Elephant Race: Analyst Ranks ’16 GOP Candidates

AGreg Valliere of the Potomac Research Group recently ranked the likelihood of 10 Republican hopefuls for the 2016 candidacy for President. Business Insider offers a summary for each candidate, but here’s the list. (And you’ll notice our governor made the list — and some in the media speculate he has a much better shot than that.):

10. Mike Pence
9. Scott Walker
8. Rick Santorum
7. Paul Ryan
6. Chris Christie
5. Mitt Romney
4. Ted Cruz
3. Rand Paul
2. Marco Rubio
1. Jeb Bush

Way Too Early for 2016 Hype, But…

It’s way too early for this, but I can’t help myself. Hillary Clinton and Chris Christie appear to be favorites as nominees for the 2016 election, and NBC News reports on a recent poll showing Clinton had the edge thus far. She also appears to benefit from more cohesive support from her party than Christie, as Tea Partiers don’t seem to be enthusiastic about the Springsteen-loving East Coaster.

Christie vs. Clinton

Christie’s challenges extend beyond his own party: The poll finds Clinton getting the support of 44 percent of all adults in a hypothetical match up against the New Jersey governor, who gets 34 percent. The rest of respondents either preferred another candidate, said they would not vote, or were undecided.

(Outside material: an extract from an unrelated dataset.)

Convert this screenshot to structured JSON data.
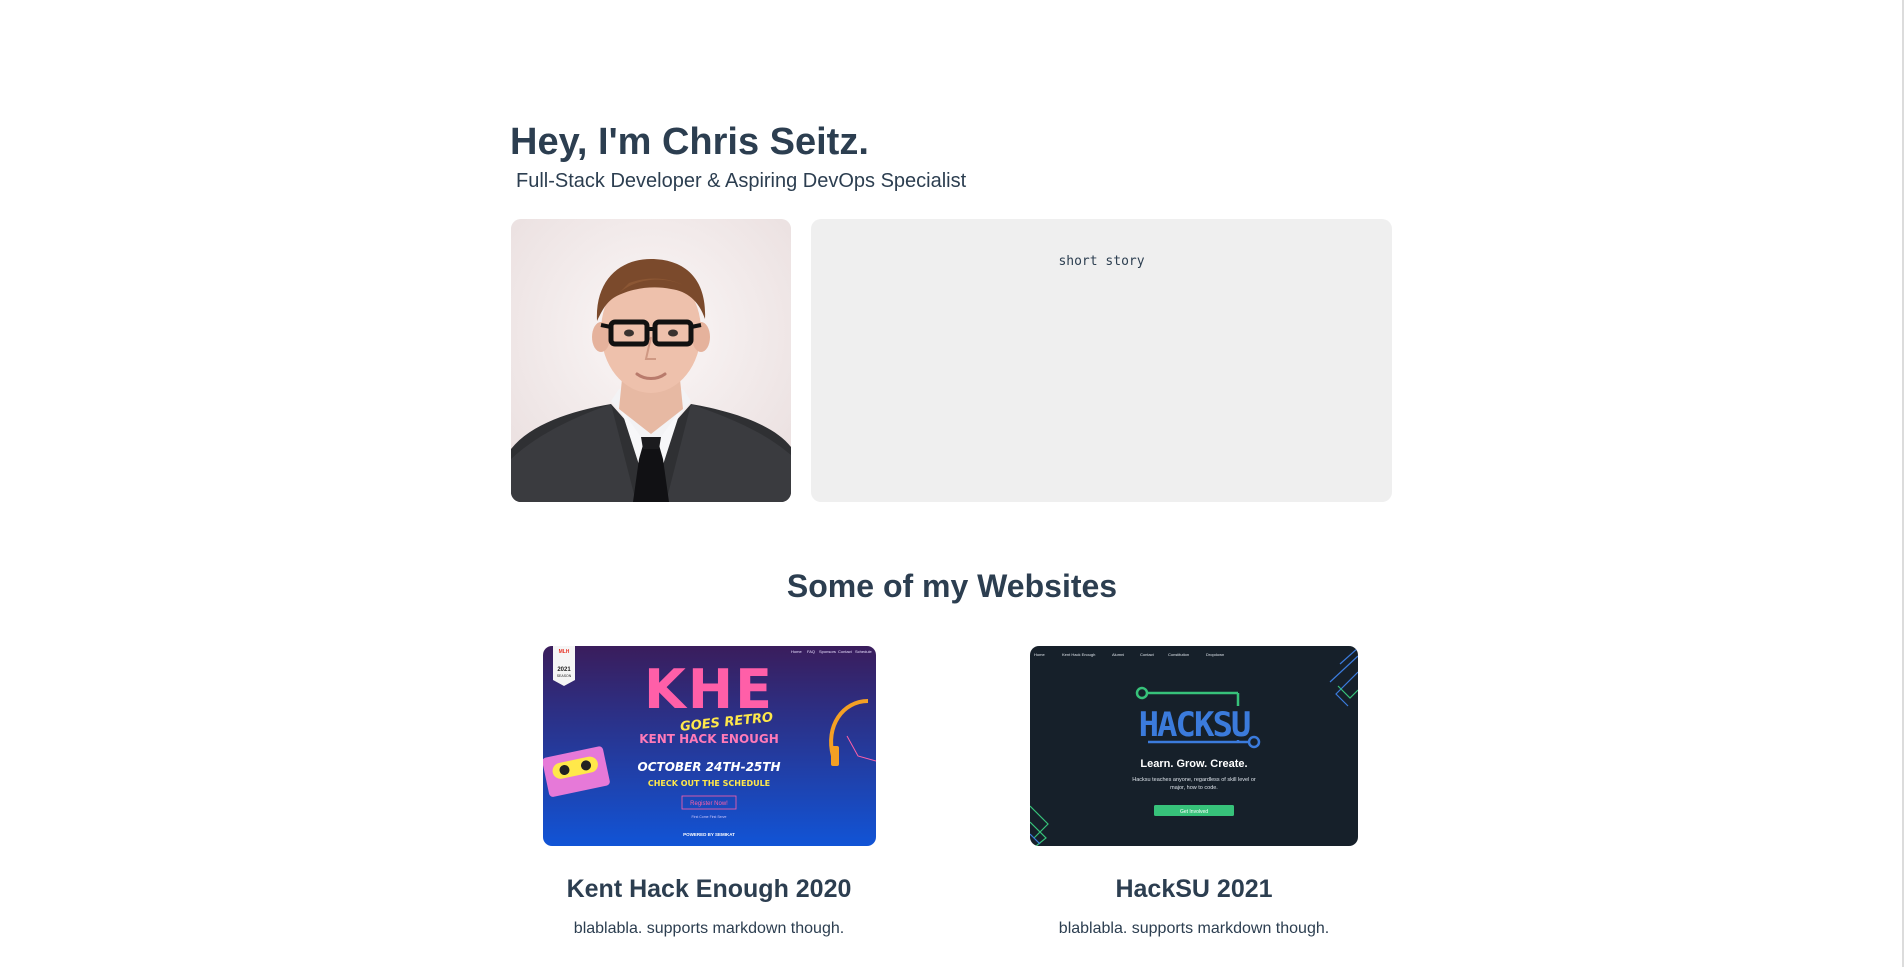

And while Election Day 2016 is still more than 1,000 days away, the survey shows Clinton benefiting from the same demographic trends that helped propel President Barack Obama to win the election in 2008 and re-election in 2012.

Clinton leads Christie among African Americans (83 percent to 4 percent), respondents ages 18 to 29 (45 percent to 31 percent) and Latinos (44 percent to 33 percent).

Clinton also holds the advantage with residents from the Northeast (52 percent to 35 percent), West (43 percent to 30 percent), the South (43 percent to 35 percent) and Midwest (41 percent to 37 percent). And she has a narrow edge among independents (39 percent to 35 percent).

Christie, meanwhile, leads among whites (41 percent to 37 percent), seniors (44 percent to 41 percent) and respondents with an annual income of $75,000 or more (46 percent to 34 percent).

New Jersey Governor Freezes Spending

His fellow conservatives are calling it a necessity. The opposition says he’s forcing school districts to raise property taxes. Either way, new New Jersey Governor Chris Christie says he is just following up on a campaign promise to drastically cut spending in the Garden State by declaring a spending freeze. I’m curious, is there any chance somebody is willing to freeze production on "Jersey Shore" for the general benefit of society?

The snow isn’t the only thing that’s causing a chill in the Garden State.

Calling New Jersey’s budget a "shambles," Gov. Chris Christie announced Thursday he is immediately freezing all state spending.

Saying New Jersey is on the verge of bankruptcy, Christie declared a fiscal emergency, announcing drastic cuts. Among them, aid to school districts that have excess surpluses.

"Today we are going to act swiftly to fix problems too long ignored. Today I begin to do what I promised the people of New Jersey I would do," Christie said.

The move had Democrats in an uproar, angry the governor used his executive powers instead of working with the Legislature.

"What that’s going to mean is that those school districts without that money are going to be raising property taxes in the upcoming year to make up for that shortfall," said Assemblyman John Wisniewski, D-19th District.

The governor also cut state subsidies to New Jersey Transit, saying it needs to become fiscally efficient.

"Revisit its rich union contracts," Christie said. "And they may also have to consider service reductions or fare increases."